We’re scientists first, and lawyers second. I did enjoy research, but sometimes my experiments didn’t work, or I didn’t get that outcome I was hoping for, but the thing with this career is you have the same challenge, but each task can be completed – and that’s very satisfying.
Part-qualified patent attorney at Abel + Imray
Membership classification: Member
Katy Pellow joined the patent and trade mark attorney firm, Abel + Imray, as a trainee patent attorney, directly after the successful completion of her PhD.
Studying at the University of Bristol through the Chemical Synthesis Centre for Doctoral Training, she developed transition metal catalysts which were used to upgrade bioethanol to biobutanol, providing a sustainable route to advanced biofuel production. Over the course of her PhD research, Katy gained a broad experience of synthetic chemistry, specialising in the areas of homogeneous catalysis and organometallic chemistry.
Katy has been member of the Royal Society of Chemistry for the past 11 years in which time she has become involved with many of the aspects of RSC membership.
“I joined when I was in my first year of my undergraduate degree. We had a talk from someone at the RSC and I remember signing up and getting my free pair of lab specs and they also gave us glow in the dark pens, which were great.”
Let’s advance chemistry, together. Reach your full potential with RSC membership.
But it was the monthly magazine Chemistry World, accreditation of her degree and information on the jobs website that also gained her attention. Her membership involvement expanded during her PhD course to publishing articles in RSC journals and attending conferences, such as the Dalton conference that had an inorganic chemistry specialism.
Now in her third year as a trainee patent attorney, Katy has recently presented a webinar for the RSC. “More recently my involvement has been through my job. A colleague and I gave a talk on patents to the ChemCareers group and I’m delighted to say we had nearly 200 people attend.
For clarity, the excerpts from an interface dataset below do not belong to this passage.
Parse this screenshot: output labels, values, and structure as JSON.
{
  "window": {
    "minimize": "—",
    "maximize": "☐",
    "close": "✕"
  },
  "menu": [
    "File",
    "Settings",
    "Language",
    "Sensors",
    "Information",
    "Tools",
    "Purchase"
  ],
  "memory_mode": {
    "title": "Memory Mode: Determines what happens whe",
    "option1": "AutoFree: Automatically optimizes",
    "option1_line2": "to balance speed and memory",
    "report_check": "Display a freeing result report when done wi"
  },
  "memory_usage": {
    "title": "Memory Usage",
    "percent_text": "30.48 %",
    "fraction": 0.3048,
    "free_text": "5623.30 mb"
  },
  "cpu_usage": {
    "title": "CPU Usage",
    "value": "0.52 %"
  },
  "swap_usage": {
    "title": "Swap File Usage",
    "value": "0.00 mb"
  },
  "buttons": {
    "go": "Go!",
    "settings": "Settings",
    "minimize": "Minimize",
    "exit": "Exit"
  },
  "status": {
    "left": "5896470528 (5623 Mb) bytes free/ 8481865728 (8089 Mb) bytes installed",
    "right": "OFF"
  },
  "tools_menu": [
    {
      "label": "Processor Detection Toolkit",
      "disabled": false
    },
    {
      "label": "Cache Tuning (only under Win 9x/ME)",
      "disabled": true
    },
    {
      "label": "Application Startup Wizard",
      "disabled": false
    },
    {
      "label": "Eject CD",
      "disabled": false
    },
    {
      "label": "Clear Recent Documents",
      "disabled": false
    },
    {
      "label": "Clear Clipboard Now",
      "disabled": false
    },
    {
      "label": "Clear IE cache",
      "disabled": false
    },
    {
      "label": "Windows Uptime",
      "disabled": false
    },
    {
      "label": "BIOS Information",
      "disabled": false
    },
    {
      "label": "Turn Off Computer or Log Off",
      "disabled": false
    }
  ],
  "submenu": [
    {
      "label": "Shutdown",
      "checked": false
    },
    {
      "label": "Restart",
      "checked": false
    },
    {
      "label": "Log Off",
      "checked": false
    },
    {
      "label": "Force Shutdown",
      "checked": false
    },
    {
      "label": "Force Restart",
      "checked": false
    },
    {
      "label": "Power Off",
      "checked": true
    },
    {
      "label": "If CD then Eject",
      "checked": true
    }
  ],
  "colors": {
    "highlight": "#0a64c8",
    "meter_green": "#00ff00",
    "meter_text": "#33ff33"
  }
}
“This development means that my contact with the RSC is more like a business partner relationship – which is quite interesting. I really enjoy being able to tell people about my career as a trainee patent attorney, and from a commercial point of view it is a good thing too.”
Attending the Chemistry Means Business event last year, she was impressed with the attendance from industry personnel and it is that involvement for industry she is keen to see more of alongside the RSC’s support for academia. “The event aims to connect people and ideas that are at the heart of cutting edge science and technology, and who are driving the advancement of chemistry for a better future,” this according to Katy, is a really good direction for the RSC.
A member of the law interest group where she gains useful networking opportunities and knowledge from presentations is a further membership benefit that she values.
My membership is really good value. I remember I even got a discount off a holiday cottage and cinema tickets. But the really big value of the RSC is that being a member is like a stamp of quality – one that is recognised by a wider audience that it has that quality.
Staying within patent law is key for Katy: “It’s really challenging; I have not been bored once. The best thing is getting to know your clients and their inventions and understanding how things work. You are using scientific arguments but in a legal context and it is that blend of science and law that brings the satisfaction. We’re scientists first, and lawyers second. I did enjoy research, but sometimes my experiments didn’t work, or I didn’t get that outcome I was hoping for, but the thing with this career is you have the same challenge, but each task can be completed – and that’s very satisfying.”